▶ [TASK STATEMENT]: For each line of the data that includes the word "PROCHOT", copy the line.

▶ [RECORDS]:
--- START ---

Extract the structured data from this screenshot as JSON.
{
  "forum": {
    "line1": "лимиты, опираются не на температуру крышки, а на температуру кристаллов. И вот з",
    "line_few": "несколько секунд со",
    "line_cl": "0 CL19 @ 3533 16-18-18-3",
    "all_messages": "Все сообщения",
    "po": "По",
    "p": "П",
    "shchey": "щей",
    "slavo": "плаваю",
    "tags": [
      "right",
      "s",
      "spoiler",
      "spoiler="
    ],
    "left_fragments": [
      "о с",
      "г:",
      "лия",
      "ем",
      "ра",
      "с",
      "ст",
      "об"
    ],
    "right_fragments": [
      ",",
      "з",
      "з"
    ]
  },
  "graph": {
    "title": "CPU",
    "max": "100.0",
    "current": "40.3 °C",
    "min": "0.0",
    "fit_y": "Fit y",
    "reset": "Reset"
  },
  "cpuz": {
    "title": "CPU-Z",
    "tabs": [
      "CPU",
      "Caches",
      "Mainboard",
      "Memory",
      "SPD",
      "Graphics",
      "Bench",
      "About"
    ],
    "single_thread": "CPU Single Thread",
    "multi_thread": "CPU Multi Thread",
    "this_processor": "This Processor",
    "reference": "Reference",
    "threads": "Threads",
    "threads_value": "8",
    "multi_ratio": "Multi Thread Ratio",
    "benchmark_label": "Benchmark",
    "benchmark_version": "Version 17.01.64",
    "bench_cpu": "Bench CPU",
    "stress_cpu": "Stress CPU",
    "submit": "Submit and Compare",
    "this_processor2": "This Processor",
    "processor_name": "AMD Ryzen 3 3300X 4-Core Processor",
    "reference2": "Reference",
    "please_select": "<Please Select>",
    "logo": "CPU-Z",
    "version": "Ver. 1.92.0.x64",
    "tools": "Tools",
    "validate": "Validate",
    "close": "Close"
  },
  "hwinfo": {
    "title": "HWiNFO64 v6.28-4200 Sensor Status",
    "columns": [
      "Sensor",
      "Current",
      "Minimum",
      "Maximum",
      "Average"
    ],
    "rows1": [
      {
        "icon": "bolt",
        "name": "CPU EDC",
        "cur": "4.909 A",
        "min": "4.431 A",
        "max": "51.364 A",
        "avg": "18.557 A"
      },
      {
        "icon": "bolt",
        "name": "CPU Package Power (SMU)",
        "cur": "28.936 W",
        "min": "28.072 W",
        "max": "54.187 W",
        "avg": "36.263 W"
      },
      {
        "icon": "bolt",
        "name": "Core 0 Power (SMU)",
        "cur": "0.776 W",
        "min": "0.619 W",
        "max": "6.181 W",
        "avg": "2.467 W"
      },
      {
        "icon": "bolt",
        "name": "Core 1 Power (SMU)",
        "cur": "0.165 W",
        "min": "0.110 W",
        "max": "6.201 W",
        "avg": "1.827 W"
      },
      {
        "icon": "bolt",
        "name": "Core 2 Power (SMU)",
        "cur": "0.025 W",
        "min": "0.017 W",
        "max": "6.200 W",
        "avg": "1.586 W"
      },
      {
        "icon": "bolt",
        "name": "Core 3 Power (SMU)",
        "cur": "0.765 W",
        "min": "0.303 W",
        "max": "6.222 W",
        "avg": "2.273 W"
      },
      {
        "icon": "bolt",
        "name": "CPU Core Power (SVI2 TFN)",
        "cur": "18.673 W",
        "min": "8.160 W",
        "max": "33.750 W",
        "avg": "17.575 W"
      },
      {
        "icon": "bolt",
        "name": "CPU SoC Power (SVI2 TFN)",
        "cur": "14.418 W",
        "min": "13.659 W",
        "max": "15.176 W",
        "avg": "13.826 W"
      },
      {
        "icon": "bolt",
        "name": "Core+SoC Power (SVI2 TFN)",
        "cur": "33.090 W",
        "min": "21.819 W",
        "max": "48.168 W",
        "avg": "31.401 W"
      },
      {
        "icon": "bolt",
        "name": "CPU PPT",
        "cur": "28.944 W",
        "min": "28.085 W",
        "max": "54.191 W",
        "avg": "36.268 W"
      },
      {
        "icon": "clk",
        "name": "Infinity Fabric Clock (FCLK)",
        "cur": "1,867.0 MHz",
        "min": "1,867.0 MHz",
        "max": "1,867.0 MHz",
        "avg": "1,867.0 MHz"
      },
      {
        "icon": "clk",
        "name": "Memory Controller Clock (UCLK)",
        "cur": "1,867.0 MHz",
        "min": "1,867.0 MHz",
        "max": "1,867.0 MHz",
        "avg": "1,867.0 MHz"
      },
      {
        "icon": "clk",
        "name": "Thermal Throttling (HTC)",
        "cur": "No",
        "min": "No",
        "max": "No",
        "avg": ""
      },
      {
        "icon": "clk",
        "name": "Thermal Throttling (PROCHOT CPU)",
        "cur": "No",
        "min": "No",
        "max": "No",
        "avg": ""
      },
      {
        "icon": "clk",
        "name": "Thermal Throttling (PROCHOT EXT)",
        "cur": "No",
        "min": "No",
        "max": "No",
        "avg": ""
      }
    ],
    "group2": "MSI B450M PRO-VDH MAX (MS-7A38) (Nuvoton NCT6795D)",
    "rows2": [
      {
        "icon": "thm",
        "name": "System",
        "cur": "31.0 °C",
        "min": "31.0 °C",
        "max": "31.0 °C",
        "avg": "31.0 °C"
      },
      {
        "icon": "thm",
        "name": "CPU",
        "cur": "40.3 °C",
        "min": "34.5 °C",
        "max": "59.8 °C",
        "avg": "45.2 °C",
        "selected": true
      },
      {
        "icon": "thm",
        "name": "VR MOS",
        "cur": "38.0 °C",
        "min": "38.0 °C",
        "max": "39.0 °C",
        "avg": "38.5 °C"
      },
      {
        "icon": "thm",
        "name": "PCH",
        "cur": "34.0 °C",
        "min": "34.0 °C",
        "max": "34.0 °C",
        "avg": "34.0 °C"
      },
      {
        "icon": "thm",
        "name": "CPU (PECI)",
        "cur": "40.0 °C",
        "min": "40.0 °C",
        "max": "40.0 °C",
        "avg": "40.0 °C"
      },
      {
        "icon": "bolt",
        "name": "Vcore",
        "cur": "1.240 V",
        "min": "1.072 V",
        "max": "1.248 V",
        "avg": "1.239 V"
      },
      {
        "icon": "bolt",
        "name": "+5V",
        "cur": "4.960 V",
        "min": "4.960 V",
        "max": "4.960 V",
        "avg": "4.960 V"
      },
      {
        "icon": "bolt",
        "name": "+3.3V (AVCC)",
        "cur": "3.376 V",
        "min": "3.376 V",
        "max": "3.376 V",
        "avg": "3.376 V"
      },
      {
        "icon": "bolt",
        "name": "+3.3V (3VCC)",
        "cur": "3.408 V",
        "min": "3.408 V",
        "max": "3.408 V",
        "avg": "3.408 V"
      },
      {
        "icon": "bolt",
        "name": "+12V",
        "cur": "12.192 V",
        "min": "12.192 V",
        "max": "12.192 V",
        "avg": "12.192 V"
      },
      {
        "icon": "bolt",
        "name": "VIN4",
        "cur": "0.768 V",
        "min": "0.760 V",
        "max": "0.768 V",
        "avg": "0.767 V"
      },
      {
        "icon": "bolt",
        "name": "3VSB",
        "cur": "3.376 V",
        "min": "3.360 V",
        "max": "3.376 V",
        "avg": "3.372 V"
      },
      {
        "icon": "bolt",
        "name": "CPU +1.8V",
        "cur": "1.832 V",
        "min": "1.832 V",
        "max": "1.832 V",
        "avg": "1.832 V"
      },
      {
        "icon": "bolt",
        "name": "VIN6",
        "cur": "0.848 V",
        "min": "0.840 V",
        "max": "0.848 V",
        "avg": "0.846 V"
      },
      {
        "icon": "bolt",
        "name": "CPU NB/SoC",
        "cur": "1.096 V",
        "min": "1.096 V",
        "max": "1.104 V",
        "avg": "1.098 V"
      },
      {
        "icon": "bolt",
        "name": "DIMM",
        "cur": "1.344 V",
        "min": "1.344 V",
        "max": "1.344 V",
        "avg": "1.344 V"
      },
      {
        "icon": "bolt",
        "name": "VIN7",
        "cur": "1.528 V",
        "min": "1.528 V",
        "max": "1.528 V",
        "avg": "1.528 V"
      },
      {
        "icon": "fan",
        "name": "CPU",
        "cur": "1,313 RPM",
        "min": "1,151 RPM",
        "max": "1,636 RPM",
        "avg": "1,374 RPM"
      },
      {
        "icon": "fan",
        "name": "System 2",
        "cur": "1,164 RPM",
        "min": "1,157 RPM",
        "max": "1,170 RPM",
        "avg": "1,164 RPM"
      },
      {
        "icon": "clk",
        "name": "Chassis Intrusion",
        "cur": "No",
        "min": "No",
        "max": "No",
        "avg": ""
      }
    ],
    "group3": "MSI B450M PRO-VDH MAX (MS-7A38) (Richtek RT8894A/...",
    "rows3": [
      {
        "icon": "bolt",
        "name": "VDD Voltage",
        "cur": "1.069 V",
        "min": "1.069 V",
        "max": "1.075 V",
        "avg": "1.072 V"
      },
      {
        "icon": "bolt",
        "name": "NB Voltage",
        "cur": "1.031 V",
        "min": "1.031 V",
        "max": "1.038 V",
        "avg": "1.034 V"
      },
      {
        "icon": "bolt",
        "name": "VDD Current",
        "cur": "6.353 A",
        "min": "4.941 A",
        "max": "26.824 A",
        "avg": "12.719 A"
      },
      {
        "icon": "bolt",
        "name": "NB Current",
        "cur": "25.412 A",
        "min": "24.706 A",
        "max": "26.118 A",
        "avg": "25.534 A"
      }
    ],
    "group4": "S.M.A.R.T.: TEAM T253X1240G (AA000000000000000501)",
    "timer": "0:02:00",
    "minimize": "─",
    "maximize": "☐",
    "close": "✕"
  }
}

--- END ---

▶ [ANSWER TO THE PROBLEM]:
        "name": "Thermal Throttling (PROCHOT CPU)",
        "name": "Thermal Throttling (PROCHOT EXT)",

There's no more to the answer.